Online shoppers have urged retailers to clarify returns policies and offer longer returns windows after a new survey revealed consumers are sitting on a potential £2.4bn of unreturned goods.

The 'lockdown logjam' has been worsened by lockdowns restrictions, the research by locker network InPost found, making returning unwanted items much harder.

Over a quarter (29%) of shoppers surveyed said retailers should issue refunds for returned goods more quickly during the current restrictions. They also said they are more likely to check how long they have to return items and how many options retailers offer for returning items when making purchases.

Over half (57%) say returning items bought online is time-consuming and a hassle given lockdown restrictions, and (45%) say retailers need to make returning goods easier in the current circumstances.

Over half of those with items to return (51%) say they have accumulated more items to return over the course of the January lockdown than they would typically.

The new data – based on a survey of over 2,000 UK adults conducted at the end of January – finds that those who have unwanted purchases have an average of three items waiting to be returned, with a total approximate value of £165 per person.

Online shoppers also indicate that social distancing when undertaking returns remains a concern. Over half (54%) say they are concerned about coming into contact with other people at a Post Office, parcel drop-off shop or when in a store to return goods, and nearly two-thirds (62%) say retailers need to have a contact-free returns option.

In addition, almost two-thirds (65%) say they don’t want to spend time queuing at Post Offices or parcel drop-off shops to return items; in contrast 42% say that having a parcel drop-off point near their home would encourage them to make a return sooner than they would normally.

Respondents also said they are now more likely to check how long they have to return items and how many options retailers offer for returning items when making purchases.

Just over half of people (53%) say they are spending the same as usual during the lockdown – excluding online food, take-away or grocery orders – while 41% indicate that they are being more cautious. Around a fifth (19%) plan to increase their spending once lockdown restrictions lift, suggesting that retailers could see a potential uplift in sales again as lockdown comes to an end.

Jason Tavaria, UK chief executive at InPost, commented: “It’s crucial that retailers go the extra mile for their customers and make it easier and faster for them to return goods. Giving people access to more ways of returning online shopping, including self-service drop-off points such as lockers, will help them to avoid queues and get items and their money back more quickly.

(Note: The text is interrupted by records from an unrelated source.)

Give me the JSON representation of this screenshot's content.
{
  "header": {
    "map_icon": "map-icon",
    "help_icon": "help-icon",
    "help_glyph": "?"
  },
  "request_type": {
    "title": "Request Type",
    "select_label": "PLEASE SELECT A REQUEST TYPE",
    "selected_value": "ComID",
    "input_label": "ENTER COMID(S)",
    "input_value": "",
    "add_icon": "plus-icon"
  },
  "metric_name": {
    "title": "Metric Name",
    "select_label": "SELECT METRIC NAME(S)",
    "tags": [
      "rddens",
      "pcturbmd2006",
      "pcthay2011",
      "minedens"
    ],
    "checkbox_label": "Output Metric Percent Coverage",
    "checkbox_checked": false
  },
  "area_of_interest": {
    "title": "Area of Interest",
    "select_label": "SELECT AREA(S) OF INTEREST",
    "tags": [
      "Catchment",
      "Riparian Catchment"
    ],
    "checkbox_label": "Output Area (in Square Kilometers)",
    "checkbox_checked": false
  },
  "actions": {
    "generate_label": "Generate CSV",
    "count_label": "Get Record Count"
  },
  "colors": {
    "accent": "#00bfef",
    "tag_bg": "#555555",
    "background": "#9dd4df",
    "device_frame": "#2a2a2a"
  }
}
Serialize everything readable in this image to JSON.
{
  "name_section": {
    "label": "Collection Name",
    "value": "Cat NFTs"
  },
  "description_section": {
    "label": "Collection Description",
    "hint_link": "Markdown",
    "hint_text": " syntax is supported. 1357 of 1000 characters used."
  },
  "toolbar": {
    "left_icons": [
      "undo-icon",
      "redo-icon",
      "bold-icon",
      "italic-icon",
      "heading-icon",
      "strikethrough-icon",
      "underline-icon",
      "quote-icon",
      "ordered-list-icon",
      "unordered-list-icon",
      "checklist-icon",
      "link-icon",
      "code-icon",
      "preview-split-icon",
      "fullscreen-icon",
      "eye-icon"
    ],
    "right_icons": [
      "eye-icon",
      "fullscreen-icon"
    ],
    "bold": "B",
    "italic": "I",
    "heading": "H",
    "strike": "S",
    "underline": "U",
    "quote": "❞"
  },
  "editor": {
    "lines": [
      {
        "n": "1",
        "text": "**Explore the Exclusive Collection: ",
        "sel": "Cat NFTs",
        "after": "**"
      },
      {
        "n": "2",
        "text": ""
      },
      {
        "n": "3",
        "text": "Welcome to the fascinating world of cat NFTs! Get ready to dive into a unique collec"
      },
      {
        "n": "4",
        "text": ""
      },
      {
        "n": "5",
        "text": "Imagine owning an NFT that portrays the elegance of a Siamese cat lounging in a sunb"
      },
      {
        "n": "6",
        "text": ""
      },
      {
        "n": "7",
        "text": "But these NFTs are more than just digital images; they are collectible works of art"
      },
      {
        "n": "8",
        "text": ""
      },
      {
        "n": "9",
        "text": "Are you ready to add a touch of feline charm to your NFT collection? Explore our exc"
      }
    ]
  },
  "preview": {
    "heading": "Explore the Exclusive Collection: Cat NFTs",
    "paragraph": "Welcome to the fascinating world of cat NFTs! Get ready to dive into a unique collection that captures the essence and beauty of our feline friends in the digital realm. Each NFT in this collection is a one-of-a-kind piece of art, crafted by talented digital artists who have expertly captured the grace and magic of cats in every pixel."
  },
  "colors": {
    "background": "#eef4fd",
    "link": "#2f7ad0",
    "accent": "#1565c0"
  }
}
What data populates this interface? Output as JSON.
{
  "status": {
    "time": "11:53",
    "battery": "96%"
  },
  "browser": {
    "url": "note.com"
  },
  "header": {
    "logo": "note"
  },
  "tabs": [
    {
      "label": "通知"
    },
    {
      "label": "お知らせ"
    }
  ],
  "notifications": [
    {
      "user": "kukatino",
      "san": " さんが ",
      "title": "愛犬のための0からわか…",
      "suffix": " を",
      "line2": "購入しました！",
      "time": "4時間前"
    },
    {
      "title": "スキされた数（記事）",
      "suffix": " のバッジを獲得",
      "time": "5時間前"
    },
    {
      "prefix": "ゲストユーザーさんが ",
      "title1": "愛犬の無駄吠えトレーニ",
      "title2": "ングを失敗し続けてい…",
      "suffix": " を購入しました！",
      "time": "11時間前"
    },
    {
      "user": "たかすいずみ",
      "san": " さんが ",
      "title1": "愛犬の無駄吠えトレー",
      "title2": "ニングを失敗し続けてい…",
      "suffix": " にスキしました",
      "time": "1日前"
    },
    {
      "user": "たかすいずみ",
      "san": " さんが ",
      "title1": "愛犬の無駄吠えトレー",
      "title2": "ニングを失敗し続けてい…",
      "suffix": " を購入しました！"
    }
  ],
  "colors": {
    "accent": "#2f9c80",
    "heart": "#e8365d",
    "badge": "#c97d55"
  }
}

“The issue of difficult returns appears to be even more acute for the nation’s key workers, including healthcare and emergency service staff. This group told us that they have more items waiting to be returned, find it harder to return them given the current restrictions, and are more likely to end up keeping purchases bought online because returning them was too difficult. With most returns options remaining impractical for them, we’re continuing to roll out lockers in locations such as hospitals and supermarkets that offer key workers easy access to a safe and secure way to make parcel deliveries and returns, outside of traditional working hours.”